The Hamilton-Burr duel has become one of the most infamous altercations in U.S. history. Officers in the Revolutionary War and original members of the Society of the Cincinnati—Alexander Hamilton and Aaron Burr squared off in Weehawken, New Jersey, in the hours of the early morning on July 11, 1804. Although Hamilton led the Society as its president general at the time of his death, Cordell Lee Bragg argues that Society members gave first voice to an evolving negative public judgment of the propriety of this “pernicious custom.”
Video courtesy of C-SPAN’s American History TV
About the Speaker

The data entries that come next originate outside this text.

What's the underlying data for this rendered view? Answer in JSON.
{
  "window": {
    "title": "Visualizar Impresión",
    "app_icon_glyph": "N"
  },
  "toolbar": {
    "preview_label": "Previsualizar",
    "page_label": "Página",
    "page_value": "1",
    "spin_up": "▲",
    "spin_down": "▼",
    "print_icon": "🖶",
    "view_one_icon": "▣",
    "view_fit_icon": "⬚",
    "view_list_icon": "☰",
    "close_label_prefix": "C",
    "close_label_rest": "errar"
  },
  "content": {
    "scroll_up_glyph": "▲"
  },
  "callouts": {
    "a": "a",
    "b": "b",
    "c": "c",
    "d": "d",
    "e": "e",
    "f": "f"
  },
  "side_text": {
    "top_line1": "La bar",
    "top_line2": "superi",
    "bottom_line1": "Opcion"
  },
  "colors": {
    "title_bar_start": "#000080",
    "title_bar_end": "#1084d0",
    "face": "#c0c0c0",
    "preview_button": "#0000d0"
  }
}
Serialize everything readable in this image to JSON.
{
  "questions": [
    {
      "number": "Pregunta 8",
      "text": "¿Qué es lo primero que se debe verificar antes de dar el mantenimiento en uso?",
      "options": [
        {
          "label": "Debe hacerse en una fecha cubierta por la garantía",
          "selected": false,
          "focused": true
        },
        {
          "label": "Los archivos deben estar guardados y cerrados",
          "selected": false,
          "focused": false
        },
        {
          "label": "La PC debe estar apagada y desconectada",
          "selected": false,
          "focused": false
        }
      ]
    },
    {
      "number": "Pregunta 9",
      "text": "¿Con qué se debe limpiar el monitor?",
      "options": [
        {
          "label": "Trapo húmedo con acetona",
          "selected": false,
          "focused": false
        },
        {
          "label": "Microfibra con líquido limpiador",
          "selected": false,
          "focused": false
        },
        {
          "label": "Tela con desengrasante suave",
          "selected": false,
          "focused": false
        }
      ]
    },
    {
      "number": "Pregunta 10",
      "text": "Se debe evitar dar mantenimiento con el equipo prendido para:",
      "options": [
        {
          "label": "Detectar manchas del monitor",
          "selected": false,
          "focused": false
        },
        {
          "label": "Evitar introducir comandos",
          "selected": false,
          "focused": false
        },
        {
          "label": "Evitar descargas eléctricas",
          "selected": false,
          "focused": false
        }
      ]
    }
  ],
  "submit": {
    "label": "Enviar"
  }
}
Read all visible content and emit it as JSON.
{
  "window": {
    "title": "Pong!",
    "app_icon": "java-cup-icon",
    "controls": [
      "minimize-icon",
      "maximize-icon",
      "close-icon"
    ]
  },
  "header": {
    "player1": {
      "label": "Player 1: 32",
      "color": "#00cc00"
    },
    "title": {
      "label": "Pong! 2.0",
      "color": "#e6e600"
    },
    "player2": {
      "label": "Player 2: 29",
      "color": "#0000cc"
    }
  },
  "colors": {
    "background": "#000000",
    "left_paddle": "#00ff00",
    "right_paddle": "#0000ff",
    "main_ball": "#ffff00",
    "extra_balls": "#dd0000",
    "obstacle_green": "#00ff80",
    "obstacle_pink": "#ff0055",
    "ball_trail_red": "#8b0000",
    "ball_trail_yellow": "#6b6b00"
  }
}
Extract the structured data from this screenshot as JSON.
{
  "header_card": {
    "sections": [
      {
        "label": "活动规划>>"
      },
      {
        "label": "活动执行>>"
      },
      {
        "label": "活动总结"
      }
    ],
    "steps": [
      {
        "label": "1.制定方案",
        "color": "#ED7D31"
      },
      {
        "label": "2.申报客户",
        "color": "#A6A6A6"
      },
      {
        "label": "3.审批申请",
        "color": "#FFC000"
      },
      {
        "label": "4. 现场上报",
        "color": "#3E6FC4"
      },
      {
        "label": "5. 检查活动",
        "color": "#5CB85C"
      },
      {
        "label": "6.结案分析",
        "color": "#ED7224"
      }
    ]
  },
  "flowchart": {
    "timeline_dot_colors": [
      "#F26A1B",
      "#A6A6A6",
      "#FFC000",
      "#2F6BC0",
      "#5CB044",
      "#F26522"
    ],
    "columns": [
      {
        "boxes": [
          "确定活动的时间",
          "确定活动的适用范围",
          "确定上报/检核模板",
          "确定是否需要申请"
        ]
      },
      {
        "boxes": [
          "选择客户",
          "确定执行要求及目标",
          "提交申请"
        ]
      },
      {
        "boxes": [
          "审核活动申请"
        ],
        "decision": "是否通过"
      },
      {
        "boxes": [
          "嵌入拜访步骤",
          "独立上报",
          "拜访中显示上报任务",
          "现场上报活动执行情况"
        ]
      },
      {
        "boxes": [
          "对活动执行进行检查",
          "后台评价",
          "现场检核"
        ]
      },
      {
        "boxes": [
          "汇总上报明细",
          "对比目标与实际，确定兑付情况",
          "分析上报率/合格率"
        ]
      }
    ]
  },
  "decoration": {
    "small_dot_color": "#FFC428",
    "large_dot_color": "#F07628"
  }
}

Cordell Lee Bragg is an independent historian and author of Distinction in Every Service: Brigadier General Marcellus A. Stovall, C.S.A. (2002), Never for Want of Powder: The Confederate Powder Works in Augusta, Georgia (2007), of which he is coauthor, and Crescent Moon over Carolina: William Moultrie and American Liberty (2013).